(Work task): Set down each entry exactly as given; pictures should not appear in the copy.

(Entries provided):
● ● ● ● ● ● ●

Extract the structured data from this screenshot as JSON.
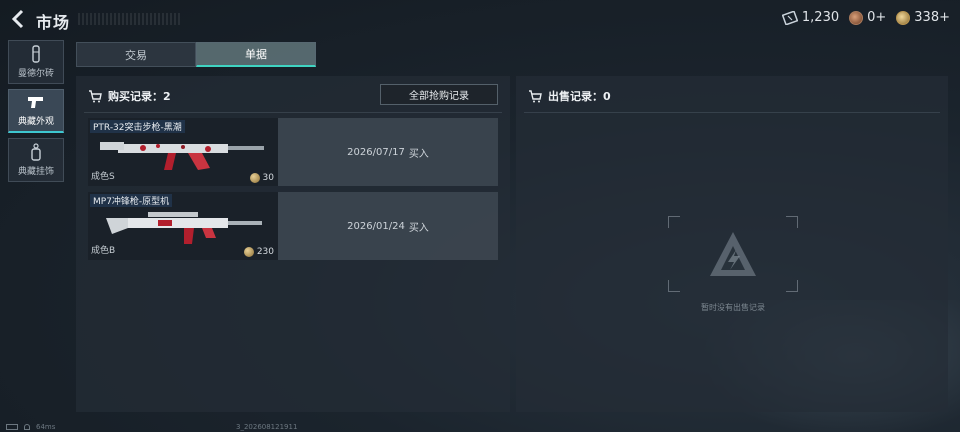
{
  "header": {
    "title": "市场",
    "currencies": [
      {
        "icon": "ticket-icon",
        "value": "1,230"
      },
      {
        "icon": "badge-coin-icon",
        "value": "0+"
      },
      {
        "icon": "gold-coin-icon",
        "value": "338+"
      }
    ]
  },
  "sidebar": {
    "items": [
      {
        "label": "曼德尔砖",
        "icon": "brick-icon",
        "active": false
      },
      {
        "label": "典藏外观",
        "icon": "pistol-icon",
        "active": true
      },
      {
        "label": "典藏挂饰",
        "icon": "charm-icon",
        "active": false
      }
    ]
  },
  "tabs": [
    {
      "label": "交易",
      "active": false
    },
    {
      "label": "单据",
      "active": true
    }
  ],
  "purchase": {
    "title": "购买记录：2",
    "all_button": "全部抢购记录",
    "records": [
      {
        "name": "PTR-32突击步枪-黑潮",
        "grade": "成色S",
        "price": "30",
        "date": "2026/07/17",
        "action": "买入"
      },
      {
        "name": "MP7冲锋枪-原型机",
        "grade": "成色B",
        "price": "230",
        "date": "2026/01/24",
        "action": "买入"
      }
    ]
  },
  "sale": {
    "title": "出售记录：0",
    "empty_text": "暂时没有出售记录"
  },
  "status": {
    "ping": "64ms",
    "build": "3_202608121911"
  },
  "colors": {
    "accent": "#3fd4c2",
    "panel": "#242d36",
    "background": "#161d24"
  }
}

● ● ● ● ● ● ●

(Exercise answer):
Extract the structured data from this screenshot as JSON.
{
  "header": {
    "title": "市场",
    "currencies": [
      {
        "icon": "ticket-icon",
        "value": "1,230"
      },
      {
        "icon": "badge-coin-icon",
        "value": "0+"
      },
      {
        "icon": "gold-coin-icon",
        "value": "338+"
      }
    ]
  },
  "sidebar": {
    "items": [
      {
        "label": "曼德尔砖",
        "icon": "brick-icon",
        "active": false
      },
      {
        "label": "典藏外观",
        "icon": "pistol-icon",
        "active": true
      },
      {
        "label": "典藏挂饰",
        "icon": "charm-icon",
        "active": false
      }
    ]
  },
  "tabs": [
    {
      "label": "交易",
      "active": false
    },
    {
      "label": "单据",
      "active": true
    }
  ],
  "purchase": {
    "title": "购买记录：2",
    "all_button": "全部抢购记录",
    "records": [
      {
        "name": "PTR-32突击步枪-黑潮",
        "grade": "成色S",
        "price": "30",
        "date": "2026/07/17",
        "action": "买入"
      },
      {
        "name": "MP7冲锋枪-原型机",
        "grade": "成色B",
        "price": "230",
        "date": "2026/01/24",
        "action": "买入"
      }
    ]
  },
  "sale": {
    "title": "出售记录：0",
    "empty_text": "暂时没有出售记录"
  },
  "status": {
    "ping": "64ms",
    "build": "3_202608121911"
  },
  "colors": {
    "accent": "#3fd4c2",
    "panel": "#242d36",
    "background": "#161d24"
  }
}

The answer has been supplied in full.